Similarly, while Richmond, Oxford and Leatherhead saw the most £1m+ purchases last year, the areas registering the biggest increase in sales at this price bracket were more broadly spread with Falmouth, Christchurch, York and King’s Lynn all appearing in the top ten for growth since 2018.
Andy Sommerville, Director at Search Acumen, says: “These figures may not show the kind of levelling up that Government has in mind, but they suggest the property market is being reshaped by recent political and economic events, including Brexit alongside Covid-19, and policy responses such as the Stamp Duty holiday. London’s monopoly on higher value homes has come to an end, and legal firms across the country will find themselves dealing with increasingly high-stakes transactions.
“It’s becoming more and more common for buyers to part with significant amounts of money to move up the property ladder, with almost one in five homes having a price tag of at least £500,000. But despite all this investment, the process of buying a house is still stubbornly stuck in the past, with premium prices accompanied by the same stress, angst and uncertainty that has plagued the market for years.

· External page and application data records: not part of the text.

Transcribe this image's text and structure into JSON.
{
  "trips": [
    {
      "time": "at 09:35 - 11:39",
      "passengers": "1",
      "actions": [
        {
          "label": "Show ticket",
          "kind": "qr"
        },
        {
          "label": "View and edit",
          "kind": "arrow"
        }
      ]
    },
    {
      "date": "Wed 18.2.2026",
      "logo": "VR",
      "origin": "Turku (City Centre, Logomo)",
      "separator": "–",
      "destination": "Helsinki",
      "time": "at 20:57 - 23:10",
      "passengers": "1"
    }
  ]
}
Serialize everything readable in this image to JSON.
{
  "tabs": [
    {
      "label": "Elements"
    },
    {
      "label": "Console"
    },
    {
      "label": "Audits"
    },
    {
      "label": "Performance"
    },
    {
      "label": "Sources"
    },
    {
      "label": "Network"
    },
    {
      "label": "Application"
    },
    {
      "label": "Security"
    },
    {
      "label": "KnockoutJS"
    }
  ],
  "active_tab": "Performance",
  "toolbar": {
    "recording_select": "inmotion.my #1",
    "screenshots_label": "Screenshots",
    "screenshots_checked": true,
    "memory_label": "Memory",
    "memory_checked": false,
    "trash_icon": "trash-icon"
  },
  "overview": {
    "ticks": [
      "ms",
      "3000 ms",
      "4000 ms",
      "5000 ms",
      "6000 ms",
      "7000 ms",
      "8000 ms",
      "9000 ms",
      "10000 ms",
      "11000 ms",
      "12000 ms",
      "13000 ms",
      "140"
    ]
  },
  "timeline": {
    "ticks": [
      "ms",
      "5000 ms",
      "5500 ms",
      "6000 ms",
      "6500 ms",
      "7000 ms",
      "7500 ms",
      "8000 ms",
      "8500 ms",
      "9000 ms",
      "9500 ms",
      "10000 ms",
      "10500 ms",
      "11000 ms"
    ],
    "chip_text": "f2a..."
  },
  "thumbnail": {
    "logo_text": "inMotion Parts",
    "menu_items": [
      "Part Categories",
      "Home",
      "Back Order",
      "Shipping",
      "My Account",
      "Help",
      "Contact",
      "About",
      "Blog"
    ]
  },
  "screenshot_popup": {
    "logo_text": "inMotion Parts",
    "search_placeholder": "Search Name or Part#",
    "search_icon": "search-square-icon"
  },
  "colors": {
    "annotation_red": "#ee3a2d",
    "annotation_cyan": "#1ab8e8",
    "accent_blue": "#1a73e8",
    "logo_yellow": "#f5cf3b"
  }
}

“With increasing sums at stake, it’s woefully inadequate that transactions can still hang in the balance for weeks or even months after an offer is accepted, while legal firms wait for information to complete due diligence. Paper based processes have long outstayed their welcome, and the drive towards digital during the pandemic should accelerate the use of real-time data to deliver a more transparent, efficient and ultimately rewarding experience.”